Back in December, Nationals team president Mike Rizzo was asked on 106.7 The Fan about how aggressive he would be in trying to make upgrades to his roster this winter. He responded by saying “we’re a winning organization, we’ve got a bunch of winners over here, and our goal is to win again."
So far, that's exactly how they have operated. Now, why is that notable, you may ask. Well, consider some of the factors at play.
For one, this MLB offseason has been partly defined by most teams sitting patiently on the sidelines as a select group have made aggressive deals to improve. The coronavirus has hampered league finances and, though there is reason to believe teams still made money, some have acted like they don't have much of it to spend.
Secondly, the Nats entered this winter with a lot of needs and seemingly not a ton of resources in the way of payroll to spare or prospects to trade. And thirdly, the Nats won the World Series not that long ago, in 2019, and we are still feeling out how they operate in a post-World Series world. The urgency to finally win it all for the first time isn't there for ownership and the front office.

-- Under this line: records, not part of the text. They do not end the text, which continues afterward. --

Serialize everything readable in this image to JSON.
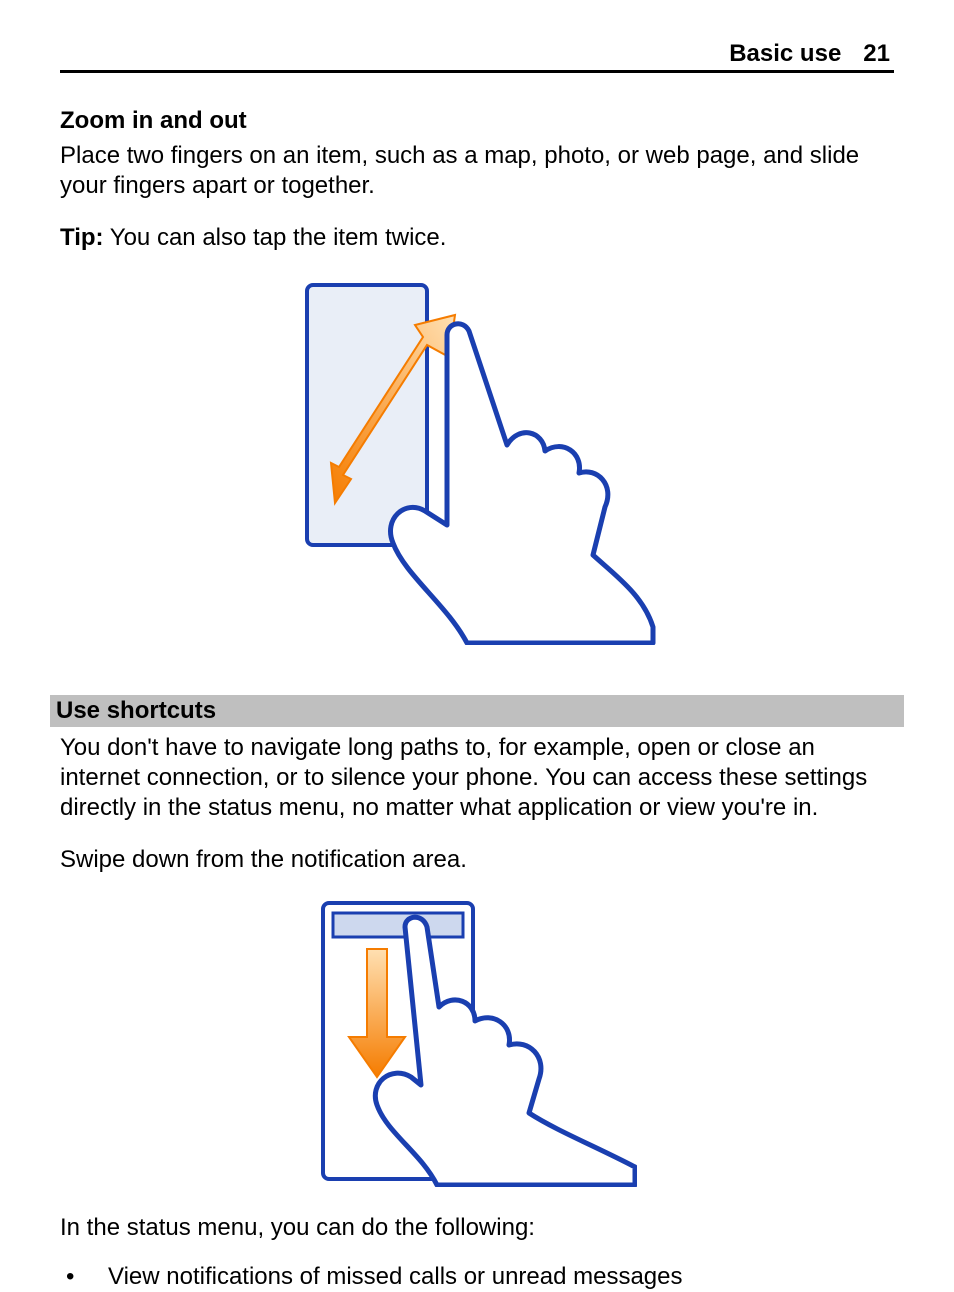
{
  "header": {
    "section": "Basic use",
    "page": "21"
  },
  "zoom": {
    "title": "Zoom in and out",
    "body": "Place two fingers on an item, such as a map, photo, or web page, and slide your fingers apart or together.",
    "tip_label": "Tip:",
    "tip_text": " You can also tap the item twice."
  },
  "shortcuts": {
    "title": "Use shortcuts",
    "body": "You don't have to navigate long paths to, for example, open or close an internet connection, or to silence your phone. You can access these settings directly in the status menu, no matter what application or view you're in.",
    "swipe": "Swipe down from the notification area.",
    "lead": "In the status menu, you can do the following:",
    "bullets": [
      "View notifications of missed calls or unread messages"
    ]
  }
}
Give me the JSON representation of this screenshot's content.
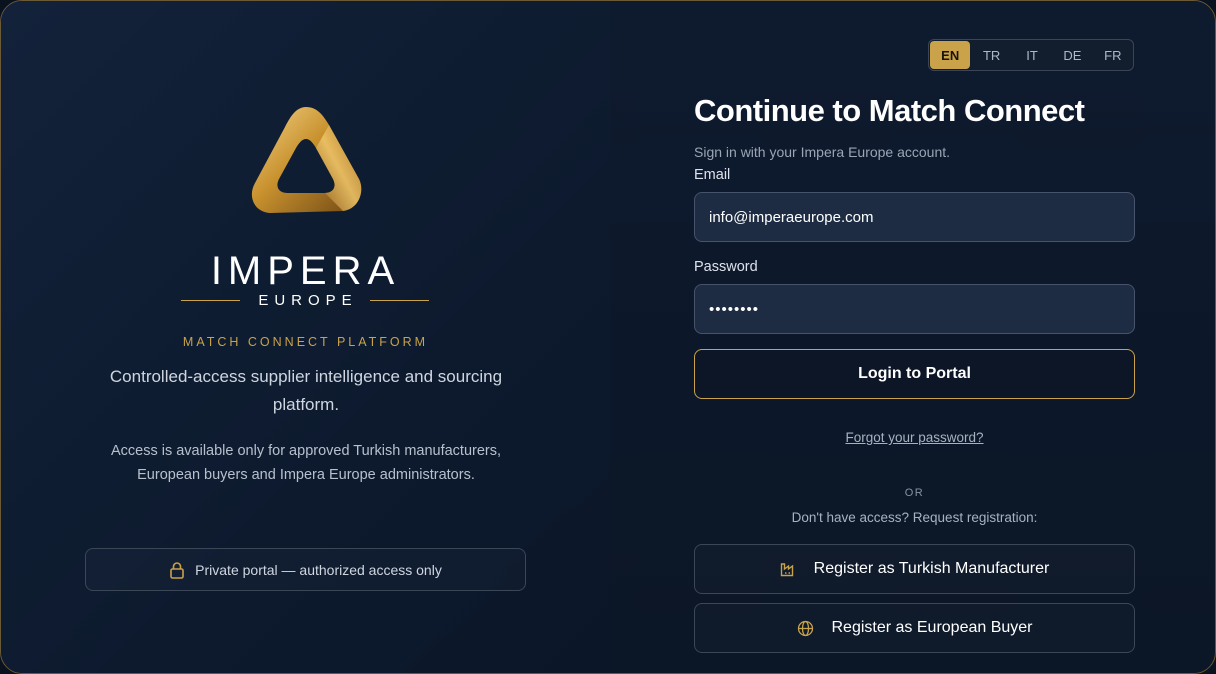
{
  "brand": {
    "name": "IMPERA",
    "sub": "EUROPE",
    "platform": "MATCH CONNECT PLATFORM",
    "tagline": "Controlled-access supplier intelligence and sourcing platform.",
    "access_note": "Access is available only for approved Turkish manufacturers, European buyers and Impera Europe administrators.",
    "private_notice": "Private portal — authorized access only"
  },
  "languages": [
    {
      "code": "EN",
      "active": true
    },
    {
      "code": "TR",
      "active": false
    },
    {
      "code": "IT",
      "active": false
    },
    {
      "code": "DE",
      "active": false
    },
    {
      "code": "FR",
      "active": false
    }
  ],
  "login": {
    "title": "Continue to Match Connect",
    "subtitle": "Sign in with your Impera Europe account.",
    "email_label": "Email",
    "email_value": "info@imperaeurope.com",
    "password_label": "Password",
    "password_value": "••••••••",
    "submit_label": "Login to Portal",
    "forgot_label": "Forgot your password?",
    "or_label": "OR",
    "request_label": "Don't have access? Request registration:",
    "register_manufacturer_label": "Register as Turkish Manufacturer",
    "register_buyer_label": "Register as European Buyer"
  },
  "icons": {
    "logo": "triangle-ribbon-logo",
    "lock": "lock-icon",
    "factory": "factory-icon",
    "globe": "globe-icon"
  },
  "colors": {
    "accent": "#c9a24a",
    "background": "#0c1728",
    "input_bg": "#1e2c43"
  }
}
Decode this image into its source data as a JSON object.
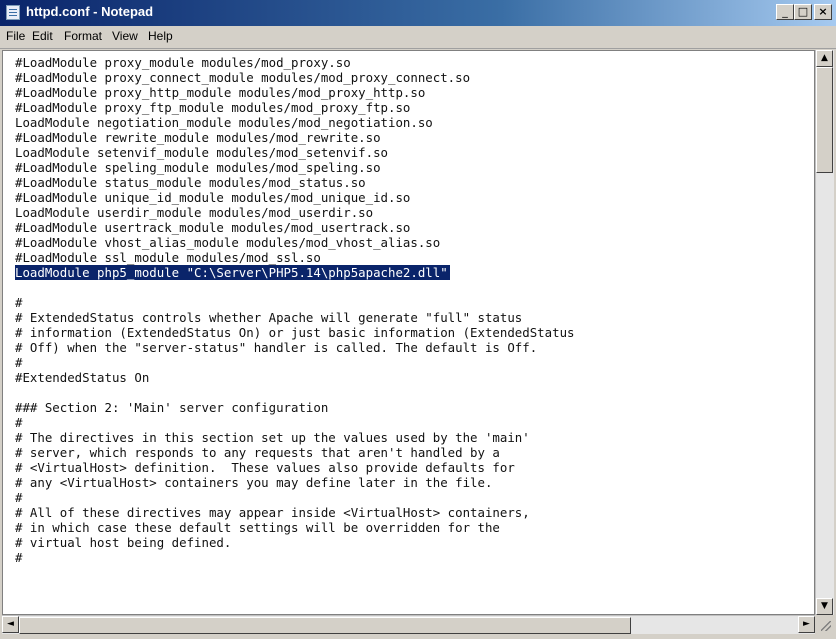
{
  "window": {
    "title": "httpd.conf - Notepad",
    "controls": {
      "minimize": "_",
      "maximize": "□",
      "close": "×"
    }
  },
  "menu": {
    "items": [
      "File",
      "Edit",
      "Format",
      "View",
      "Help"
    ]
  },
  "editor": {
    "selected_line": "LoadModule php5_module \"C:\\Server\\PHP5.14\\php5apache2.dll\"",
    "lines": [
      "#LoadModule proxy_module modules/mod_proxy.so",
      "#LoadModule proxy_connect_module modules/mod_proxy_connect.so",
      "#LoadModule proxy_http_module modules/mod_proxy_http.so",
      "#LoadModule proxy_ftp_module modules/mod_proxy_ftp.so",
      "LoadModule negotiation_module modules/mod_negotiation.so",
      "#LoadModule rewrite_module modules/mod_rewrite.so",
      "LoadModule setenvif_module modules/mod_setenvif.so",
      "#LoadModule speling_module modules/mod_speling.so",
      "#LoadModule status_module modules/mod_status.so",
      "#LoadModule unique_id_module modules/mod_unique_id.so",
      "LoadModule userdir_module modules/mod_userdir.so",
      "#LoadModule usertrack_module modules/mod_usertrack.so",
      "#LoadModule vhost_alias_module modules/mod_vhost_alias.so",
      "#LoadModule ssl_module modules/mod_ssl.so",
      "LoadModule php5_module \"C:\\Server\\PHP5.14\\php5apache2.dll\"",
      "",
      "#",
      "# ExtendedStatus controls whether Apache will generate \"full\" status",
      "# information (ExtendedStatus On) or just basic information (ExtendedStatus",
      "# Off) when the \"server-status\" handler is called. The default is Off.",
      "#",
      "#ExtendedStatus On",
      "",
      "### Section 2: 'Main' server configuration",
      "#",
      "# The directives in this section set up the values used by the 'main'",
      "# server, which responds to any requests that aren't handled by a",
      "# <VirtualHost> definition.  These values also provide defaults for",
      "# any <VirtualHost> containers you may define later in the file.",
      "#",
      "# All of these directives may appear inside <VirtualHost> containers,",
      "# in which case these default settings will be overridden for the",
      "# virtual host being defined.",
      "#"
    ]
  },
  "scrollbars": {
    "up_arrow": "▲",
    "down_arrow": "▼",
    "left_arrow": "◄",
    "right_arrow": "►"
  }
}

Those factors don't seem to have had much of an effect on how the Nats do business. They have rather assertively addressed their biggest needs while some of their competitors have stood pat. They traded for first baseman Josh Bell, signed outfielder Kyle Schwarber and just this week signed starting pitcher and three-time World Series champion Jon Lester.
None of those moves broke the bank, involved long-term commitments or required a bevy of top prospects to execute. But each of them in their own way signified the Nationals remain serious about winning and do not see this offseason as a transitional period where maybe they could rationalize taking a step back in hopes of taking a bigger step forward someday down the road.
While the short-term deals for Schwarber and Lester do give them some flexibility, you don't sign those guys unless you want to chase another ring. Now with Lester joining a rotation that already boasts Max Scherzer, Stephen Strasburg and Patrick Corbin, they have raised the ceiling with a clear goal of winning now.
That rotation has some questions, of course, Scherzer is now 36 and both he and Corbin saw their production drop in the truncated 2020 season that was. Strasburg has a nerve issue that may be the No. 1 concern hanging over this team going into 2021. And Lester, though only asked to be the team's fourth starter, hasn't had a good season since 2018.
They also have more needs to address like on their bench and in their bullpen. They have some uncertainty at third base, a very important position, both on offense and defense. At this point, they are still banking on some collection of their young guys - Victor Robles, Carter Kieboom and Luis Garcia, in particular - to find consistency at the plate.
But the approach itself by Rizzo and his front office, backed by ownership, is noteworthy. There aren't many teams that seem to be actively striving for a World Series championship, as if this was any other offseason. It's a group that includes teams like the Padres, the Yankees, the White Sox and the Nats.
With many of the top free agents still out there, like Trevor Bauer, George Springer and J.T. Realmuto, much could still change. But the Nats didn't wait around like many others have. They did exactly what Rizzo said they would.